This video concludes the series exploring Panksepp’s emotional brain systems in horses. These brain systems are found in all mammals and are at the core of how we understand and train our horses. The systems are: SEEKING, CARE, PLAY, FEAR, PANIC, RAGE and LUST. To view the whole series from the start click HERE. You […]
The job of the LUST System is pretty obvious; it drives animals to mate and reproduce. But what does it mean for our domestic horses? And what does it mean for us in terms of training? If you’ve ever dealt with the variability of a hormonal mare or trained a stallion to be calm and
Lily was found as a stray wandering the streets of the city of Leeds with a foal at foot. Luckily, Hope Pastures rescue centre was called to help out. They both arrived at the centre very frightened about everything but the foal soon built trust, confidence and joy and was rehomed successfully shortly after weaning.
If your horse suffers from separation anxiety, it’s all down to the PANIC system in the brain. As a herd animal, the instinct to stay with other horses is incredibly strong, even in adults. This video explains this brain system and how it impacts your relationship and training with your horse. The PANIC system differs
Thank goodness there are wonderful people across the globe rescuing horses, ponies and donkeys in need. The first stage is supporting physical recovery. The next stage of emotional recovery can be a longer and trickier process and is where Connection Training can really make a difference. Hope and Valiente were two severely neglected ponies in Spain.
Young horses can find wearing a halter and leadrope pretty scary at first and can panic and pull back and fight against it. Which is exactly what this lovely 3 yo mare was doing… Until reward-based training made it clear and fun for her! It was a bit of a challenge – I was given

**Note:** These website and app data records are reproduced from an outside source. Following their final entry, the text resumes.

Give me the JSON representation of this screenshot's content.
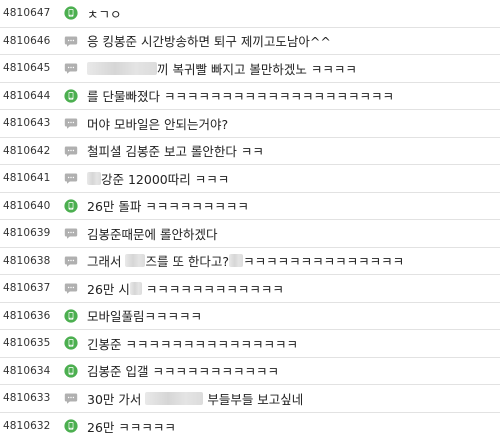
{
  "colors": {
    "mobile_icon": "#4caf50",
    "bubble_icon": "#b0b0b0",
    "divider": "#e2e2e2"
  },
  "rows": [
    {
      "id": "4810647",
      "icon": "mobile-icon",
      "parts": [
        "ㅊㄱㅇ"
      ]
    },
    {
      "id": "4810646",
      "icon": "chat-bubble-icon",
      "parts": [
        "응 킹봉준 시간방송하면 퇴구 제끼고도남아^^"
      ]
    },
    {
      "id": "4810645",
      "icon": "chat-bubble-icon",
      "blur_before": 70,
      "parts": [
        "끼 복귀빨 빠지고 볼만하겠노 ㅋㅋㅋㅋ"
      ]
    },
    {
      "id": "4810644",
      "icon": "mobile-icon",
      "parts": [
        "를 단물빠졌다 ㅋㅋㅋㅋㅋㅋㅋㅋㅋㅋㅋㅋㅋㅋㅋㅋㅋㅋㅋㅋ"
      ]
    },
    {
      "id": "4810643",
      "icon": "chat-bubble-icon",
      "parts": [
        "머야 모바일은 안되는거야?"
      ]
    },
    {
      "id": "4810642",
      "icon": "chat-bubble-icon",
      "parts": [
        "철피셜 김봉준 보고 롤안한다 ㅋㅋ"
      ]
    },
    {
      "id": "4810641",
      "icon": "chat-bubble-icon",
      "blur_before": 14,
      "parts": [
        "강준 12000따리 ㅋㅋㅋ"
      ]
    },
    {
      "id": "4810640",
      "icon": "mobile-icon",
      "parts": [
        "26만 돌파 ㅋㅋㅋㅋㅋㅋㅋㅋㅋ"
      ]
    },
    {
      "id": "4810639",
      "icon": "chat-bubble-icon",
      "parts": [
        "김봉준때문에 롤안하겠다"
      ]
    },
    {
      "id": "4810638",
      "icon": "chat-bubble-icon",
      "mid_blur_after_first": 20,
      "second_blur": 14,
      "parts": [
        "그래서 ",
        "즈를 또 한다고?",
        "ㅋㅋㅋㅋㅋㅋㅋㅋㅋㅋㅋㅋㅋㅋ"
      ]
    },
    {
      "id": "4810637",
      "icon": "chat-bubble-icon",
      "mid_blur_after_first": 12,
      "parts": [
        "26만 시",
        " ㅋㅋㅋㅋㅋㅋㅋㅋㅋㅋㅋㅋ"
      ]
    },
    {
      "id": "4810636",
      "icon": "mobile-icon",
      "parts": [
        "모바일풀림ㅋㅋㅋㅋㅋ"
      ]
    },
    {
      "id": "4810635",
      "icon": "mobile-icon",
      "parts": [
        "긴봉준 ㅋㅋㅋㅋㅋㅋㅋㅋㅋㅋㅋㅋㅋㅋㅋ"
      ]
    },
    {
      "id": "4810634",
      "icon": "mobile-icon",
      "parts": [
        "김봉준 입갤 ㅋㅋㅋㅋㅋㅋㅋㅋㅋㅋㅋ"
      ]
    },
    {
      "id": "4810633",
      "icon": "chat-bubble-icon",
      "mid_blur_after_first": 58,
      "parts": [
        "30만 가서 ",
        " 부들부들 보고싶네"
      ]
    },
    {
      "id": "4810632",
      "icon": "mobile-icon",
      "parts": [
        "26만 ㅋㅋㅋㅋㅋ"
      ]
    }
  ]
}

There’s often a particular horse who drives the search for finding another way to train and connect and overcome problems. For me, that horse was Toby. He started showing lots of problem behaviours early on in our relationship such as bolting, bucking, refusing to jump, not loading and so on. He really pushed me to
This video is all about understanding what goes on in the brain when your horse is building relationships, both with you and his pasture mates. How can you use this to strengthen your connection and build your relationship together? Watch this video to find out… (If you haven’t watched the first in this series, yet,
Getting connected in the saddle is a combination of using rewards to teach your horse behaviours and help him to understand your cues and aids as well as improving your own seat and balance, which your horse responds to naturally. For example, you can encourage and reward your horse for relaxing, lowering his head and
Do you ride out dreading what you might meet on the roads? Or maybe you don’t ride out at all because your horse is scared of traffic? Well, fear not – we have some solutions for you! Guest trainer, Melanie Watson, shows you how you can train your horse to be calm and relaxed around
Connection Training is about the, errm, connection. One of the main reasons why Shawna, Rachel and I were so keen to work together and set up Connection Training was because we all value the relationship and connection between horses and humans more than anything. So, your horse is doing that amazing behaviour? Good stuff, but